Still, this is one of those books you're better off reading sooner rather than later.
Step four - Create a breakthrough experience - the most successful companies understand that the customer buys a total experience - one that resonates.
The authors use real-life examples throughout the book to explain the six-step Tuning In process.
I enjoyed reading this book mostly due to interesting examples. Business stories about Disneyland, Nalgene bottles, BlackBerry, Apple (although I'd argue on this one), fascinating... Read morePublished 24 months ago by Andrew Yaroshevsky
If you use the highlighting feature to track key passages while reading, unfortunately you will need to buy the hardcopy. Read morePublished on April 5, 2012 by tbaldwin
This is a pretty simple and quick read book even during your vacations. I completed this book during my Christmas vacation and felt more recharged. Read morePublished on January 9, 2012 by tommie
Like all the best business books, Tuned In is a quick read, full of examples and common sense, but priceless in the insight. Read morePublished on September 14, 2011 by David M Shedd
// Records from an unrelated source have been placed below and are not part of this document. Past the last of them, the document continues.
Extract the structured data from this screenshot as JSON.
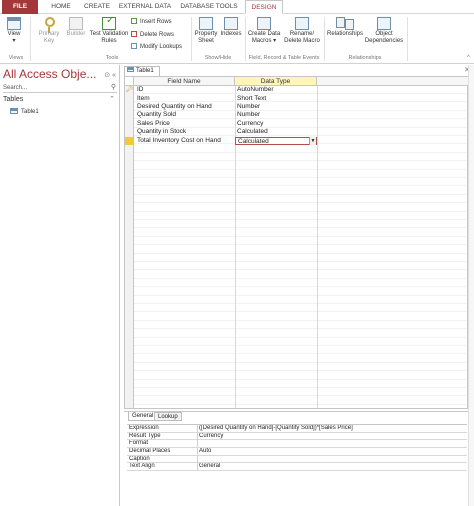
{
  "ribbon_tabs": [
    "FILE",
    "HOME",
    "CREATE",
    "EXTERNAL DATA",
    "DATABASE TOOLS",
    "DESIGN"
  ],
  "ribbon": {
    "view": "View",
    "primary_key": [
      "Primary",
      "Key"
    ],
    "builder": "Builder",
    "test_validation": [
      "Test Validation",
      "Rules"
    ],
    "insert_rows": "Insert Rows",
    "delete_rows": "Delete Rows",
    "modify_lookups": "Modify Lookups",
    "property_sheet": [
      "Property",
      "Sheet"
    ],
    "indexes": "Indexes",
    "create_data_macros": [
      "Create Data",
      "Macros ▾"
    ],
    "rename_delete_macro": [
      "Rename/",
      "Delete Macro"
    ],
    "relationships": "Relationships",
    "object_dependencies": [
      "Object",
      "Dependencies"
    ],
    "groups": {
      "views": "Views",
      "tools": "Tools",
      "show_hide": "Show/Hide",
      "field_record": "Field, Record & Table Events",
      "relationships": "Relationships"
    }
  },
  "nav": {
    "title": "All Access Obje...",
    "search_placeholder": "Search...",
    "group": "Tables",
    "items": [
      "Table1"
    ]
  },
  "document_tab": "Table1",
  "grid": {
    "headers": {
      "field_name": "Field Name",
      "data_type": "Data Type",
      "description": ""
    },
    "rows": [
      {
        "field": "ID",
        "type": "AutoNumber",
        "primary": true
      },
      {
        "field": "Item",
        "type": "Short Text"
      },
      {
        "field": "Desired Quantity on Hand",
        "type": "Number"
      },
      {
        "field": "Quantity Sold",
        "type": "Number"
      },
      {
        "field": "Sales Price",
        "type": "Currency"
      },
      {
        "field": "Quantity in Stock",
        "type": "Calculated"
      },
      {
        "field": "Total Inventory Cost on Hand",
        "type": "Calculated",
        "current": true
      }
    ]
  },
  "properties": {
    "tabs": [
      "General",
      "Lookup"
    ],
    "rows": [
      {
        "name": "Expression",
        "value": "([Desired Quantity on Hand]-[Quantity Sold])*[Sales Price]"
      },
      {
        "name": "Result Type",
        "value": "Currency"
      },
      {
        "name": "Format",
        "value": ""
      },
      {
        "name": "Decimal Places",
        "value": "Auto"
      },
      {
        "name": "Caption",
        "value": ""
      },
      {
        "name": "Text Align",
        "value": "General"
      }
    ]
  },
  "colors": {
    "accent": "#a4373a",
    "selected_header": "#fff5b8",
    "current_row": "#f3c93a"
  }
}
Save yourself time and energy. Find out from the market, the people, what interest they have in what you are selling before you start selling.Published on April 22, 2010 by Tim Ward
The iPod has been a monster hit since the day Apple introduced it to the marketplace in 2001. By 2004, the iPod owned 70% of the market for digital music players. Read morePublished on March 15, 2010 by Rolf Dobelli
Wow- this book has already shaped my approaching with a new business I'm developing. The authors do a great job of providing contemporary examples of "tuned in" organizations (as... Read morePublished on January 25, 2010 by Dan Burleigh
For any business that wants to not only survive, but thrive, in the current chaotic times this book is a must read.Published on December 7, 2009 by S. Trimmer
Despite our years' of experience, we sometimes lose sight of why we develop products and services. If you think the primary purpose is to make money, you probably already are... Read morePublished on July 6, 2009 by L. Trachtman